The result should be an exact copy of every record, with no pictures kept.

Entries supplied

◆ ◆ ◆

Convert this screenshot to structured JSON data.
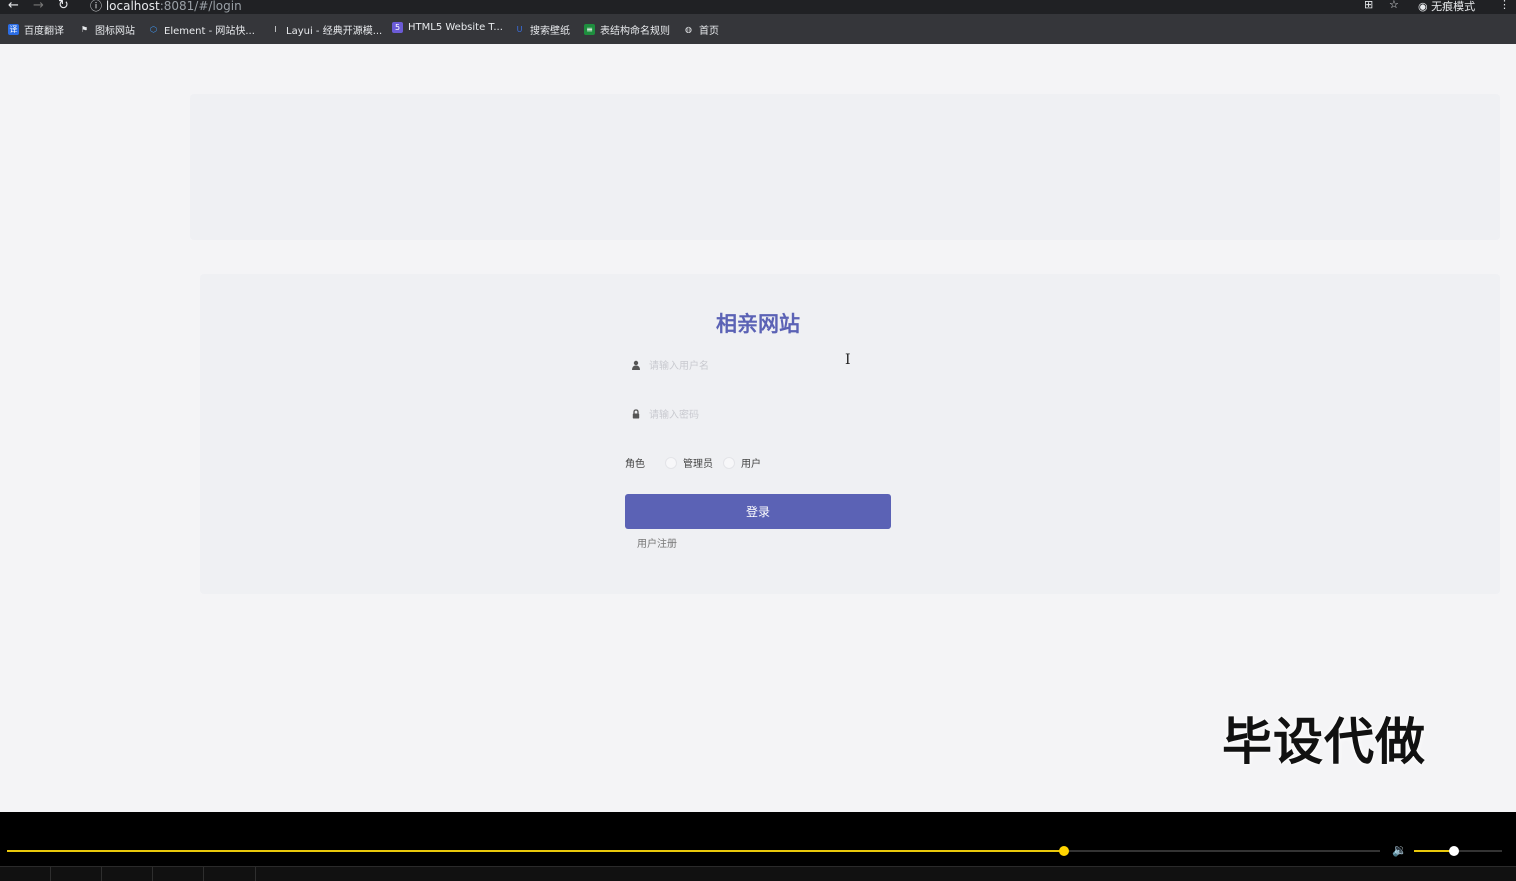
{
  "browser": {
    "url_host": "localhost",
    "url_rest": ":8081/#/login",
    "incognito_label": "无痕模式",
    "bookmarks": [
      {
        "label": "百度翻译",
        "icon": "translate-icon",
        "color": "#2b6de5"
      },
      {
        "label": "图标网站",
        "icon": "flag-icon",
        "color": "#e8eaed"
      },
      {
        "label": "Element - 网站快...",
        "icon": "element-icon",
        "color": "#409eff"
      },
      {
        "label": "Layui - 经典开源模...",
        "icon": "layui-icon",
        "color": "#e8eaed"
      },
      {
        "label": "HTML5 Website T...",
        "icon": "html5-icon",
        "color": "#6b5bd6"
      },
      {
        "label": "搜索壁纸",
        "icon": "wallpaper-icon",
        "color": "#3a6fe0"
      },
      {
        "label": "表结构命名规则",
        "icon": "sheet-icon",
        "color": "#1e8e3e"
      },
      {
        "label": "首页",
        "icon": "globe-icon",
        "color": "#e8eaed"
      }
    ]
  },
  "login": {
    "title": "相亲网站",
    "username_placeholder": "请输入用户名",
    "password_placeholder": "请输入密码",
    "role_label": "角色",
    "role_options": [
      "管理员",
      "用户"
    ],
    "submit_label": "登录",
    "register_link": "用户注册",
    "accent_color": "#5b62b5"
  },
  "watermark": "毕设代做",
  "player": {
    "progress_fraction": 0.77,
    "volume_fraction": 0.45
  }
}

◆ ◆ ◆

Result of the exercise
Convert this screenshot to structured JSON data.
{
  "browser": {
    "url_host": "localhost",
    "url_rest": ":8081/#/login",
    "incognito_label": "无痕模式",
    "bookmarks": [
      {
        "label": "百度翻译",
        "icon": "translate-icon",
        "color": "#2b6de5"
      },
      {
        "label": "图标网站",
        "icon": "flag-icon",
        "color": "#e8eaed"
      },
      {
        "label": "Element - 网站快...",
        "icon": "element-icon",
        "color": "#409eff"
      },
      {
        "label": "Layui - 经典开源模...",
        "icon": "layui-icon",
        "color": "#e8eaed"
      },
      {
        "label": "HTML5 Website T...",
        "icon": "html5-icon",
        "color": "#6b5bd6"
      },
      {
        "label": "搜索壁纸",
        "icon": "wallpaper-icon",
        "color": "#3a6fe0"
      },
      {
        "label": "表结构命名规则",
        "icon": "sheet-icon",
        "color": "#1e8e3e"
      },
      {
        "label": "首页",
        "icon": "globe-icon",
        "color": "#e8eaed"
      }
    ]
  },
  "login": {
    "title": "相亲网站",
    "username_placeholder": "请输入用户名",
    "password_placeholder": "请输入密码",
    "role_label": "角色",
    "role_options": [
      "管理员",
      "用户"
    ],
    "submit_label": "登录",
    "register_link": "用户注册",
    "accent_color": "#5b62b5"
  },
  "watermark": "毕设代做",
  "player": {
    "progress_fraction": 0.77,
    "volume_fraction": 0.45
  }
}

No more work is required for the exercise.